• DESCRIPTION OF THE TASK: For every line in the records below that contains the word "JSON", add one to a count, and report only that count.

• Data extracted from a collection:
──────────────────────────────

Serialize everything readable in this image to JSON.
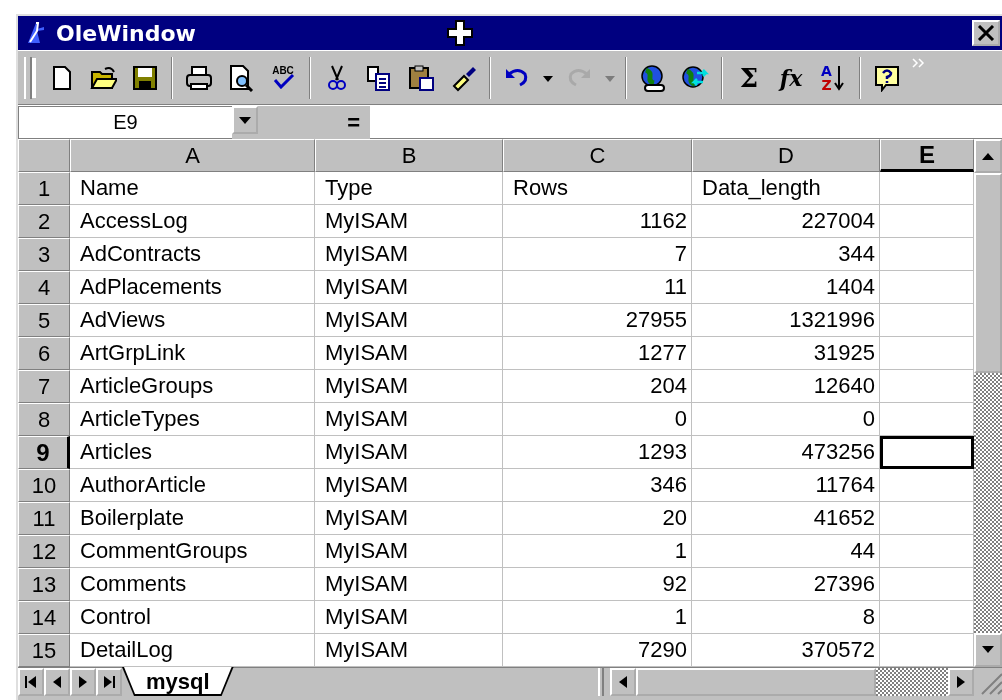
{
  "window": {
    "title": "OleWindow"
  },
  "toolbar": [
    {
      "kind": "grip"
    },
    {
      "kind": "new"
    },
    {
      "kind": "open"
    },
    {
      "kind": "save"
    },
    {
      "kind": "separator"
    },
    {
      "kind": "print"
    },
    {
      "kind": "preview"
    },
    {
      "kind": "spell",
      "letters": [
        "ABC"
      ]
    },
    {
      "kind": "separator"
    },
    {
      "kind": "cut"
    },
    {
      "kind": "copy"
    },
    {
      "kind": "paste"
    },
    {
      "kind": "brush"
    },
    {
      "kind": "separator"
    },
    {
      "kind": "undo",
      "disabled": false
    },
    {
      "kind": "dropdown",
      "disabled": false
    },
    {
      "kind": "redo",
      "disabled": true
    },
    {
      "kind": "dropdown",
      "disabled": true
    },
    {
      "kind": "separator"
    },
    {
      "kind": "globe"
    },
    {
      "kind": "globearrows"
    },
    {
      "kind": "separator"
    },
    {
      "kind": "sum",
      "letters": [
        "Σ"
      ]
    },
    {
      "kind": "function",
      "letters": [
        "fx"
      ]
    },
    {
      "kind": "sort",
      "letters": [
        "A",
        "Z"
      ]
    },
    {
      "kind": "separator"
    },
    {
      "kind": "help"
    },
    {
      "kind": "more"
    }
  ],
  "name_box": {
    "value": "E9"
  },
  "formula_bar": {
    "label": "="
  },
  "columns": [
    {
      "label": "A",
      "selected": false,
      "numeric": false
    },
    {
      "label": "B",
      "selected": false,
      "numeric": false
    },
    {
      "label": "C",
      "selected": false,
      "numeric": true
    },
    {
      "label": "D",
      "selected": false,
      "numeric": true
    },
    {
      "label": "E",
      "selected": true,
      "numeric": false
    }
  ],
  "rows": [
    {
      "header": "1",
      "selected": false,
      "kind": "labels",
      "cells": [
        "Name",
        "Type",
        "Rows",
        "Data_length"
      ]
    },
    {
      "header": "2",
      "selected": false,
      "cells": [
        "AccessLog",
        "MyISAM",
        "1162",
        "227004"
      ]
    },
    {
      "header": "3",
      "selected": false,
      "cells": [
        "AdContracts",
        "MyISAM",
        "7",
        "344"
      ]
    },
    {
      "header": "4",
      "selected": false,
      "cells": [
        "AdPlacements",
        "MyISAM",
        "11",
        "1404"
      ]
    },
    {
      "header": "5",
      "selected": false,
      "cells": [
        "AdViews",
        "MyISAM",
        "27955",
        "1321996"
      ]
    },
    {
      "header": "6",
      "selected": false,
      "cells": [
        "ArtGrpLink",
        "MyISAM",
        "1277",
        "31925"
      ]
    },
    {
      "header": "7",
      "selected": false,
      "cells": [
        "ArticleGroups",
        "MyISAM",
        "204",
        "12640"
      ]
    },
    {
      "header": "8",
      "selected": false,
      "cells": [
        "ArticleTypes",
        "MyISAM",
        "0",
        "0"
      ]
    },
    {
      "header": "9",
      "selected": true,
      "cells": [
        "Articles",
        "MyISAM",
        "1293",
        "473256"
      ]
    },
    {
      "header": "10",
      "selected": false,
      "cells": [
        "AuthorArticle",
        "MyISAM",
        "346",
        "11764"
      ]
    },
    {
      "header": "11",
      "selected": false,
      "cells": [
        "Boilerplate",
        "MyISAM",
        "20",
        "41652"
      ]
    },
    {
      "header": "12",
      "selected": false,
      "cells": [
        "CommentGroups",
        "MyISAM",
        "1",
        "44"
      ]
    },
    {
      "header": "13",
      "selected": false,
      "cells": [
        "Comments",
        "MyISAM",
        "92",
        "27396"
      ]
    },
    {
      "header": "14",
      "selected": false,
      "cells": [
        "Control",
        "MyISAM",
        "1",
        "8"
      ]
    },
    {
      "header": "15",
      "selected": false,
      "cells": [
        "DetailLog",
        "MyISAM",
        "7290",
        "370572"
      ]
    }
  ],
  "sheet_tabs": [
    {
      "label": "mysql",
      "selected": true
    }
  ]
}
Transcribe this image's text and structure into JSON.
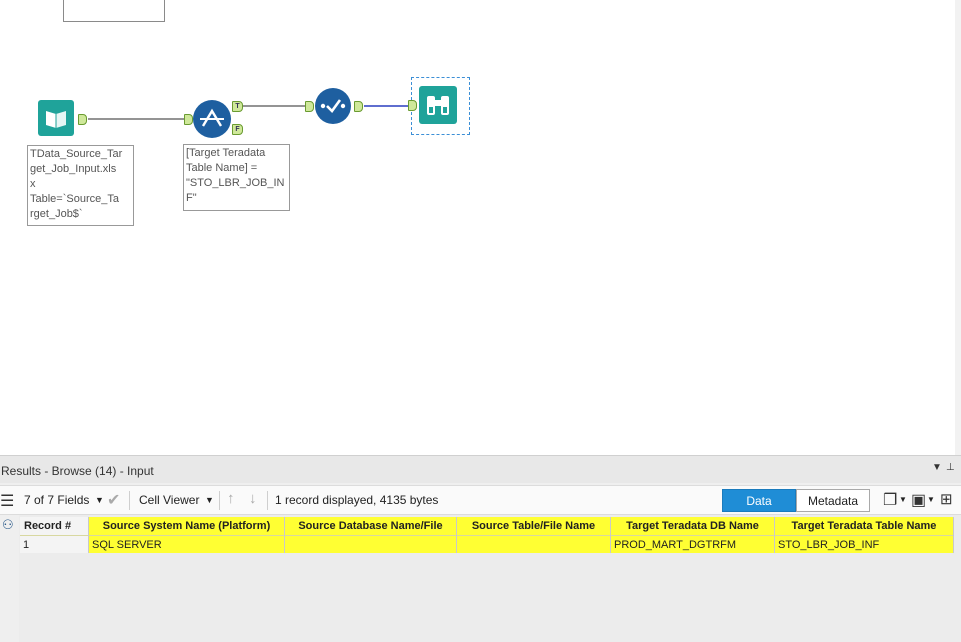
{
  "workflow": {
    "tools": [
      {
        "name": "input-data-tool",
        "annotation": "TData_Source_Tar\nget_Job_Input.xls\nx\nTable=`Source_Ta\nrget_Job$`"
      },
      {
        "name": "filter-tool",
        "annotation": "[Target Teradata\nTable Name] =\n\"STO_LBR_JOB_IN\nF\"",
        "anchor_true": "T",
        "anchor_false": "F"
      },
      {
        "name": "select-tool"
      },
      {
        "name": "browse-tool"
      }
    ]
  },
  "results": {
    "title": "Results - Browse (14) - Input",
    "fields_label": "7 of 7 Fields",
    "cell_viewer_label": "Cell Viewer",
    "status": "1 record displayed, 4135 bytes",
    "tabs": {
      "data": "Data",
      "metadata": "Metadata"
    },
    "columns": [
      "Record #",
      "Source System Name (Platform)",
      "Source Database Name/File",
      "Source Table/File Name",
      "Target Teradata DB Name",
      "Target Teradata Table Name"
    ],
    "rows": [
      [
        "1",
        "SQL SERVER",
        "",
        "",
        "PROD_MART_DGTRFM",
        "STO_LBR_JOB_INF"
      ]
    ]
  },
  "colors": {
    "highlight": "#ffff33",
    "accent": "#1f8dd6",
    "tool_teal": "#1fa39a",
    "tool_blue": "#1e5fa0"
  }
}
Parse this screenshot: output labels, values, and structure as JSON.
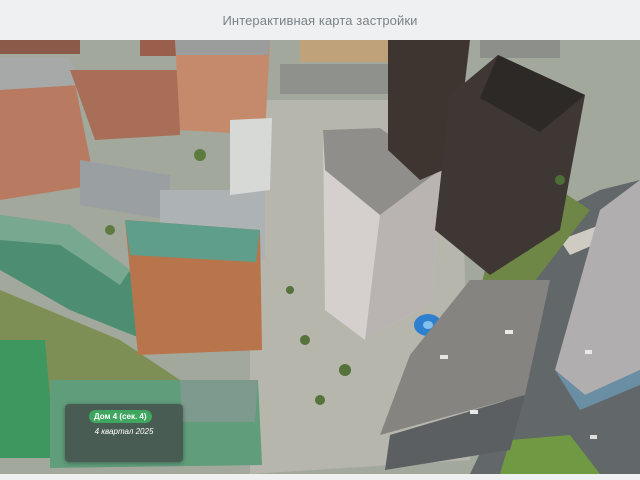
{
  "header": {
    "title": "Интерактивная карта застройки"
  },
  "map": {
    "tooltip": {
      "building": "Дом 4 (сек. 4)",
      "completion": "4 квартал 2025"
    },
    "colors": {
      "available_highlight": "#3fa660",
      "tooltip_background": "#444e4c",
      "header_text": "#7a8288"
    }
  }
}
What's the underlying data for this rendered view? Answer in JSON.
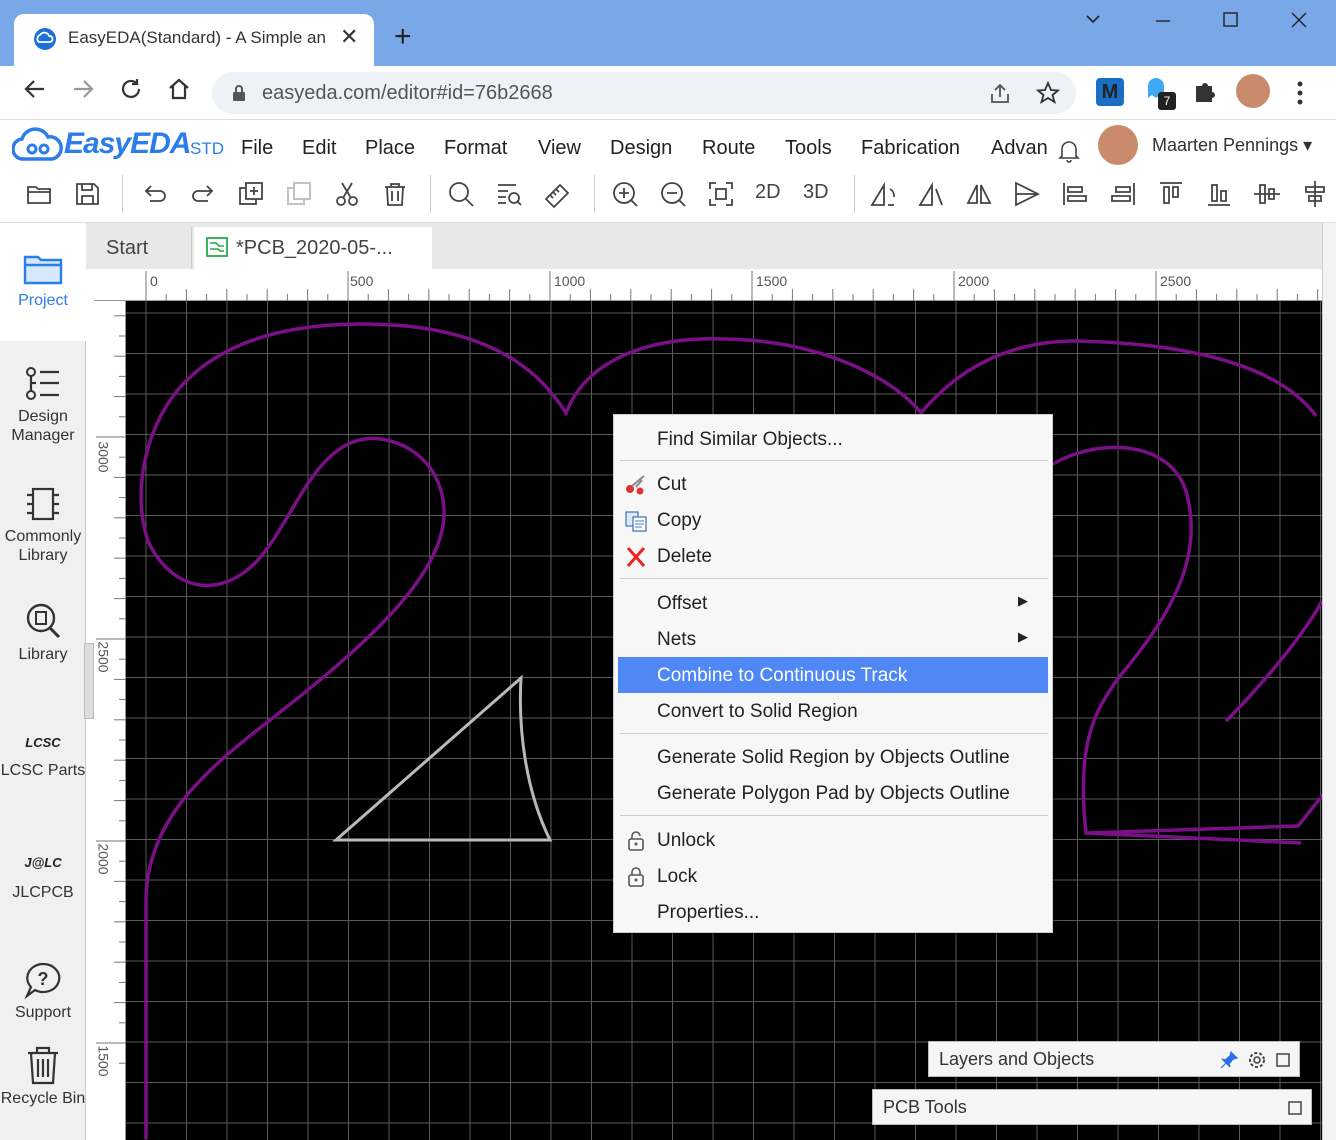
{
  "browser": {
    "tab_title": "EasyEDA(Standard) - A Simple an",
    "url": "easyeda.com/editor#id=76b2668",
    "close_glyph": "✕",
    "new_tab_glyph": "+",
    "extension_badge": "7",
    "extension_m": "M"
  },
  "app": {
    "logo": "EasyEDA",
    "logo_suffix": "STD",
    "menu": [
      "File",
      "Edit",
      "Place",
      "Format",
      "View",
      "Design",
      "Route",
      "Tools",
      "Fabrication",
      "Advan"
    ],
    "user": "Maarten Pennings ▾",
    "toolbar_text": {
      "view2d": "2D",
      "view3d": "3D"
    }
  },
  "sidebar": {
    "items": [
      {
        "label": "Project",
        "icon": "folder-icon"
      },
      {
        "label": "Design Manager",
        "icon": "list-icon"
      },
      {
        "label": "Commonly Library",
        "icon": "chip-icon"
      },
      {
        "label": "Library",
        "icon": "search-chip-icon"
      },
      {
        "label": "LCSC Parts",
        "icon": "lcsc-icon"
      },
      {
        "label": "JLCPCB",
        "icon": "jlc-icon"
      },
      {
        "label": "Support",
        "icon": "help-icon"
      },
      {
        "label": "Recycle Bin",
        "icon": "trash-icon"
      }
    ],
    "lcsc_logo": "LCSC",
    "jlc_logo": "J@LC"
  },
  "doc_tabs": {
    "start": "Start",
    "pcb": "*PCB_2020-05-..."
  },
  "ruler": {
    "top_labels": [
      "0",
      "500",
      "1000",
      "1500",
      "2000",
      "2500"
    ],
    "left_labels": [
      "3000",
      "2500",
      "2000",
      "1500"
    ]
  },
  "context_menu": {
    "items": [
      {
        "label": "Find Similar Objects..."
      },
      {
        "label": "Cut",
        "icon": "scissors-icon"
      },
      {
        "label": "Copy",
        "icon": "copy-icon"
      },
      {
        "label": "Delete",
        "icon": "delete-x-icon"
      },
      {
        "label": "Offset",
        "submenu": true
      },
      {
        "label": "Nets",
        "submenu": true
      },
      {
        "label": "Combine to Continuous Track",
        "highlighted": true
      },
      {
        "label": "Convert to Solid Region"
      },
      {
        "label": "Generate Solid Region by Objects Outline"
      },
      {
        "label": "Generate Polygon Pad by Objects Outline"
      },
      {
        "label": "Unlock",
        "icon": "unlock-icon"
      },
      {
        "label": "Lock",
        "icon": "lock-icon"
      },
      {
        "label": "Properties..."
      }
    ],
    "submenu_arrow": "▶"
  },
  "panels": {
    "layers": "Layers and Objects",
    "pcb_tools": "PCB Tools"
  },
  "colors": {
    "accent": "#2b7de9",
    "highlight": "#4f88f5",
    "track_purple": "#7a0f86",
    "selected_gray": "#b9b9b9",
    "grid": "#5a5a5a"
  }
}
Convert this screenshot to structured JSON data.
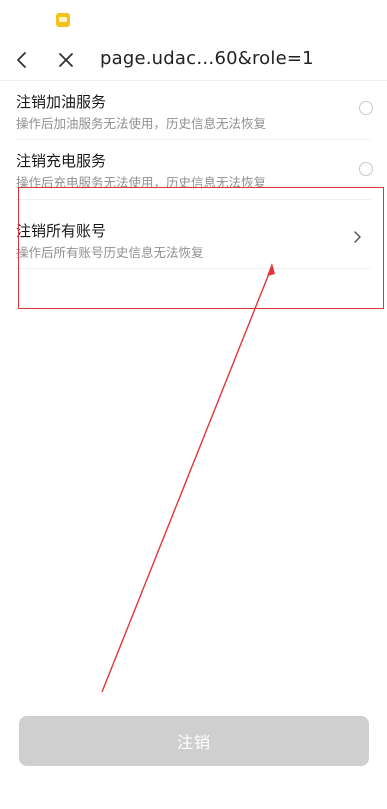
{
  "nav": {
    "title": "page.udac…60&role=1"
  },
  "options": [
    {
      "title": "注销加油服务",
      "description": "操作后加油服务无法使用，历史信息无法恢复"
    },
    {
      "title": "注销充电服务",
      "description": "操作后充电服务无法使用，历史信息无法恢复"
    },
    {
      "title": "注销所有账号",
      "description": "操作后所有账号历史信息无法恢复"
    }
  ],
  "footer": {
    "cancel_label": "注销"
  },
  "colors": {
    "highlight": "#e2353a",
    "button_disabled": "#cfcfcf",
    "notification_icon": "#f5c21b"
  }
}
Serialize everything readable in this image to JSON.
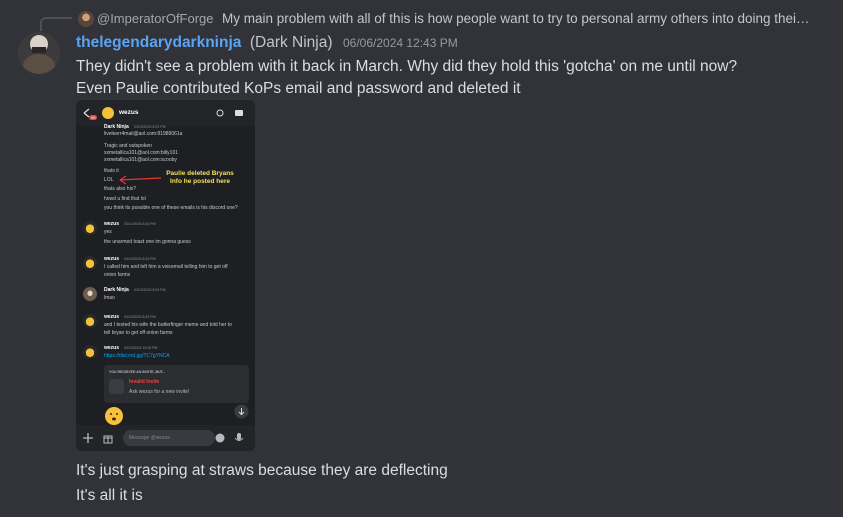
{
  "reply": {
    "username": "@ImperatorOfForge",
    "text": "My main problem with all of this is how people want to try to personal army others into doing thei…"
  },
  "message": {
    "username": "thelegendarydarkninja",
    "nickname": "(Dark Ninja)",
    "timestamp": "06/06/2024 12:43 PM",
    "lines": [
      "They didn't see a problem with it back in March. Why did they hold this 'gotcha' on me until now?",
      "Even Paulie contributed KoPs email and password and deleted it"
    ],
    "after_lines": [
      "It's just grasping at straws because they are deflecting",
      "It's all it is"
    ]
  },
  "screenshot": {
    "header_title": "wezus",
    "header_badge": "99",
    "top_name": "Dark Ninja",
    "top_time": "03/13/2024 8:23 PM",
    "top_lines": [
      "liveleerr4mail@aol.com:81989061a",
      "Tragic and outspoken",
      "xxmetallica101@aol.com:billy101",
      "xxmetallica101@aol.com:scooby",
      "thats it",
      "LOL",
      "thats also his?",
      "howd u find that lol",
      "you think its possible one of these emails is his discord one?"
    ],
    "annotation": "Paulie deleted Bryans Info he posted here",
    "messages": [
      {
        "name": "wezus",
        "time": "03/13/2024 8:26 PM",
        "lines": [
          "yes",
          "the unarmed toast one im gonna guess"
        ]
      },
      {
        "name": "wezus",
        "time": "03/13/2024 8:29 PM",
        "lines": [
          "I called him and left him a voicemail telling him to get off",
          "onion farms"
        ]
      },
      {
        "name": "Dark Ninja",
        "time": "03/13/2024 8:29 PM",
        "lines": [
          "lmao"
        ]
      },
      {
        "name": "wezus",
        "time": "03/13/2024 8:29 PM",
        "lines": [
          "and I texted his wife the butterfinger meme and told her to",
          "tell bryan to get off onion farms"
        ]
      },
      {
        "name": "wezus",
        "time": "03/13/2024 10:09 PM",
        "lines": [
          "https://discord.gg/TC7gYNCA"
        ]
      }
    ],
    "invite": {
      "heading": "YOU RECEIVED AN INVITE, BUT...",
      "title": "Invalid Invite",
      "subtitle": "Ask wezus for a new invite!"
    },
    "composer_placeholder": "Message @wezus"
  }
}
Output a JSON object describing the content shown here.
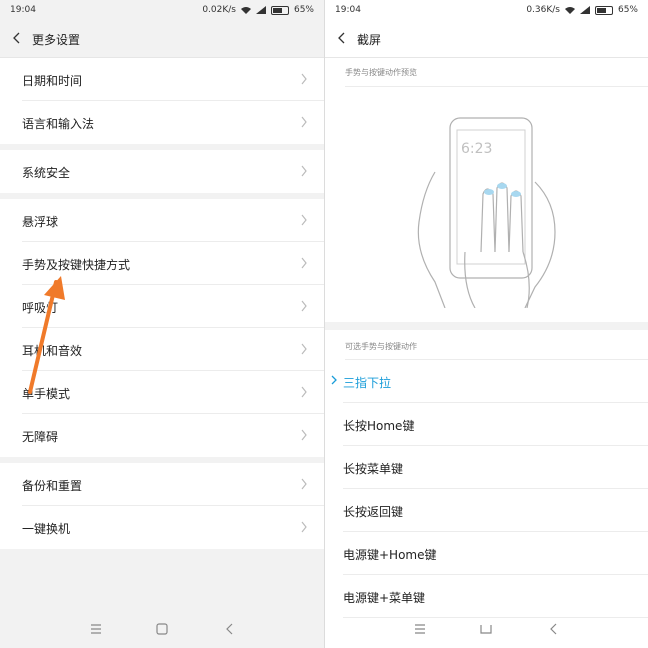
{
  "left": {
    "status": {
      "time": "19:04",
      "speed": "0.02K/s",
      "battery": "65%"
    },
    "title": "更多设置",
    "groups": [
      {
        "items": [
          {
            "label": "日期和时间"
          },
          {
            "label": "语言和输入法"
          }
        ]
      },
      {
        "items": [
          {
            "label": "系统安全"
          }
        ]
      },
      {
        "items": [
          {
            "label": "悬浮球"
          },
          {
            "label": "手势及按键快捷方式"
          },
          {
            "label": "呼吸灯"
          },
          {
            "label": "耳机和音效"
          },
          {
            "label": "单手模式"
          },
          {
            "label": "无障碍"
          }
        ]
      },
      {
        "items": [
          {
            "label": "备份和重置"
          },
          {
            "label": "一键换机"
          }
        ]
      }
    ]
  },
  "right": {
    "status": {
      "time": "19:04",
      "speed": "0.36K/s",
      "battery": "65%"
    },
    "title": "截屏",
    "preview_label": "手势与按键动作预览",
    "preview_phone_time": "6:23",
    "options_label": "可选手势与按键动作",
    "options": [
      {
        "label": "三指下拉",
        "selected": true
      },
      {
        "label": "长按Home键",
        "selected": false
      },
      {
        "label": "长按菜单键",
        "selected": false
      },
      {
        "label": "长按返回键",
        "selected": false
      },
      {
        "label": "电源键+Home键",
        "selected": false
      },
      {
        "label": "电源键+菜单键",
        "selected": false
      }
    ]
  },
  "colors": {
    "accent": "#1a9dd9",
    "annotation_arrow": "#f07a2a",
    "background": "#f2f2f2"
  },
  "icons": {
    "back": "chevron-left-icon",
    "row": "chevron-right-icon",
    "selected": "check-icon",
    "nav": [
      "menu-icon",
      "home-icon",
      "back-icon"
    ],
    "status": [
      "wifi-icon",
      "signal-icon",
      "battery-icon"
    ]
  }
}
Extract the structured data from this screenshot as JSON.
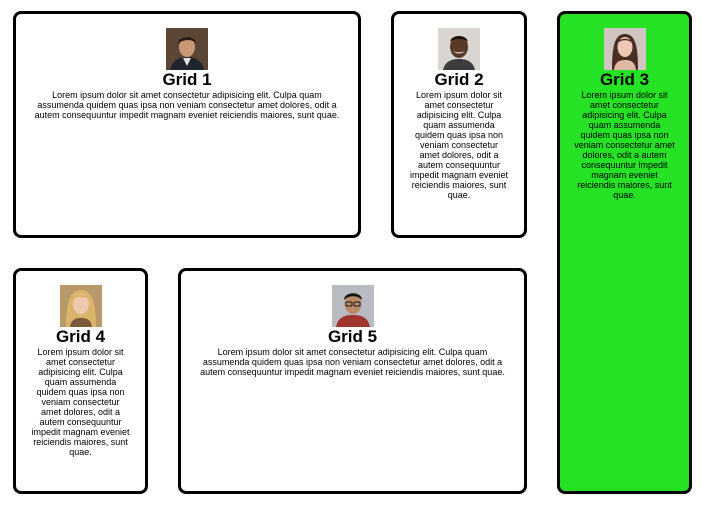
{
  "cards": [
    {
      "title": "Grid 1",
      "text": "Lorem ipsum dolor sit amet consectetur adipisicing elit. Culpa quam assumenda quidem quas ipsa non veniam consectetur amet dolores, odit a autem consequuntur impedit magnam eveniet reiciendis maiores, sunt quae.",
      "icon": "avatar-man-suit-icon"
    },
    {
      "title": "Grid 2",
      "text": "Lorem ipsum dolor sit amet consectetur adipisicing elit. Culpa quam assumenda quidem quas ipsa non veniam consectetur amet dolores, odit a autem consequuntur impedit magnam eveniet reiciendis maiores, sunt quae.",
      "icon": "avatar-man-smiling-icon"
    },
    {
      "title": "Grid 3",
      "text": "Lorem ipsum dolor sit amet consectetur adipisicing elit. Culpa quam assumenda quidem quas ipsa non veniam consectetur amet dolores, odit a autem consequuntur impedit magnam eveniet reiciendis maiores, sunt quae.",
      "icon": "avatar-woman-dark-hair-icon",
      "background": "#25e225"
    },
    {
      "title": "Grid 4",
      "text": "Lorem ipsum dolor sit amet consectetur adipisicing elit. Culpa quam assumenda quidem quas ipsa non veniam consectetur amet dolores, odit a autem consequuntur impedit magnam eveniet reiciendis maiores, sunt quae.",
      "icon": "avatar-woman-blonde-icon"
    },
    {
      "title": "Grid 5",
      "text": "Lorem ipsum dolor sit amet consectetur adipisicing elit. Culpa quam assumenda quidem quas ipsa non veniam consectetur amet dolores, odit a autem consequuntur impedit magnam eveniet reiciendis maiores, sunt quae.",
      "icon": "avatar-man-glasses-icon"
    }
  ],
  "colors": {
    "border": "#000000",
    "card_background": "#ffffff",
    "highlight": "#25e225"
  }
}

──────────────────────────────

• EXERCISE ANSWER: 8